* [AIM OF THE TASK]:
Pull each line holding the word "label" from the data.

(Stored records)
◆ ◆ ◆
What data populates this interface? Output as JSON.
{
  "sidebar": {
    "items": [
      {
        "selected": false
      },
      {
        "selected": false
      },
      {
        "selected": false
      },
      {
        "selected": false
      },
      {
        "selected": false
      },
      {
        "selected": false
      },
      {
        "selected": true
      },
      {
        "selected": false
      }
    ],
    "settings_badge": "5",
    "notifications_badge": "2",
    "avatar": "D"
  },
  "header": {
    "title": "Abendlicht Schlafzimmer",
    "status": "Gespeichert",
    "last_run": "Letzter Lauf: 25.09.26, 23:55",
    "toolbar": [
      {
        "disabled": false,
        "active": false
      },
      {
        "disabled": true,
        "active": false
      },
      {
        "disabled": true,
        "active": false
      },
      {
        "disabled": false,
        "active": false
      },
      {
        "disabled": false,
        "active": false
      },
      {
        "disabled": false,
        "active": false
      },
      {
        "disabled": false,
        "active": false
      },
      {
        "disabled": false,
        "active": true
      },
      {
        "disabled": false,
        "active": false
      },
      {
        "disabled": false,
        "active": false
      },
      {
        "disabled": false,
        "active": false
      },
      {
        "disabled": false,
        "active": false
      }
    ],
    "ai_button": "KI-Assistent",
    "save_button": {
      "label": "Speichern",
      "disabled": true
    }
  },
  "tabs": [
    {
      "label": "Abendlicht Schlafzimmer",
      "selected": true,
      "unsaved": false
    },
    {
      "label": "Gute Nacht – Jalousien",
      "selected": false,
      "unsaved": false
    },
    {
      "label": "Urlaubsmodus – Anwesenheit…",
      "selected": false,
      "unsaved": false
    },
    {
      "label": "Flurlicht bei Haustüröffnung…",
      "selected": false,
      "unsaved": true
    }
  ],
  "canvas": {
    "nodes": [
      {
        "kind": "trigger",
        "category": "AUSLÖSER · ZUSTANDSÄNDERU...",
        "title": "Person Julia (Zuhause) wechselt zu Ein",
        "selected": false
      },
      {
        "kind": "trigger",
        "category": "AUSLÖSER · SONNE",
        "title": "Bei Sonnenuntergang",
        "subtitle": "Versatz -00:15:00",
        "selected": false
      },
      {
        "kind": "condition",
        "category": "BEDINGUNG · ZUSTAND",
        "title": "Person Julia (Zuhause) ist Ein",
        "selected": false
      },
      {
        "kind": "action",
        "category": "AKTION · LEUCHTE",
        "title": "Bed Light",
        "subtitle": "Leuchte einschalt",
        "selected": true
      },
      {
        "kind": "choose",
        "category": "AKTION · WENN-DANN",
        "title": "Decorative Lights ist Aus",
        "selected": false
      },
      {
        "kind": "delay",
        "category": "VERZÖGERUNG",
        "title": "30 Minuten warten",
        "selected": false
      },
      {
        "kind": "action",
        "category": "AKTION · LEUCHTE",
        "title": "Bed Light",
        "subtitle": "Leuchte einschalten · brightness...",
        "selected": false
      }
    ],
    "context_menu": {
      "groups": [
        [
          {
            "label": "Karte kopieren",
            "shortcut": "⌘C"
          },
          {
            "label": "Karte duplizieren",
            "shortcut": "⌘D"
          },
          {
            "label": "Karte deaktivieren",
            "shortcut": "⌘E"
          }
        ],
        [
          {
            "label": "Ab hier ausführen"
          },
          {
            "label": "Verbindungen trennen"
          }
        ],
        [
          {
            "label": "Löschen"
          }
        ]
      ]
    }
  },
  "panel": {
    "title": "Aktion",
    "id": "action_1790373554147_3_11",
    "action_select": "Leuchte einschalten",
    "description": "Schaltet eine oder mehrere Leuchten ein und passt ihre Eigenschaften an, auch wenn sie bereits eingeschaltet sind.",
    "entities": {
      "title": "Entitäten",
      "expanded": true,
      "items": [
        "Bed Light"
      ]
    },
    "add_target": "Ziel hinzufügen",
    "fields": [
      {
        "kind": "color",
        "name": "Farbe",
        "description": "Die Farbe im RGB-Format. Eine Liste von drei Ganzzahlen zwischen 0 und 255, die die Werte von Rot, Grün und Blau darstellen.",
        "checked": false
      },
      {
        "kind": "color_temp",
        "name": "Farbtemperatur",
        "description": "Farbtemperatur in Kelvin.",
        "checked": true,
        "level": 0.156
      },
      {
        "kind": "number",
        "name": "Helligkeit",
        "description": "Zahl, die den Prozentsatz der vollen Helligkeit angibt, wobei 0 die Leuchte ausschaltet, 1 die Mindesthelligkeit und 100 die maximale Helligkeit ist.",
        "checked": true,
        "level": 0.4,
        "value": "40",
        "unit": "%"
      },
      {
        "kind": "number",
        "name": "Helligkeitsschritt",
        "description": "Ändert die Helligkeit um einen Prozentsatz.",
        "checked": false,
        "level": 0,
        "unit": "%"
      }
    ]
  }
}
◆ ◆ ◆
* [SOLUTION FOR THIS EXERCISE]:
      "label": "Speichern",
      "label": "Abendlicht Schlafzimmer",
      "label": "Gute Nacht – Jalousien",
      "label": "Urlaubsmodus – Anwesenheit…",
      "label": "Flurlicht bei Haustüröffnung…",
            "label": "Karte kopieren",
            "label": "Karte duplizieren",
            "label": "Karte deaktivieren",
            "label": "Ab hier ausführen"
            "label": "Verbindungen trennen"
            "label": "Löschen"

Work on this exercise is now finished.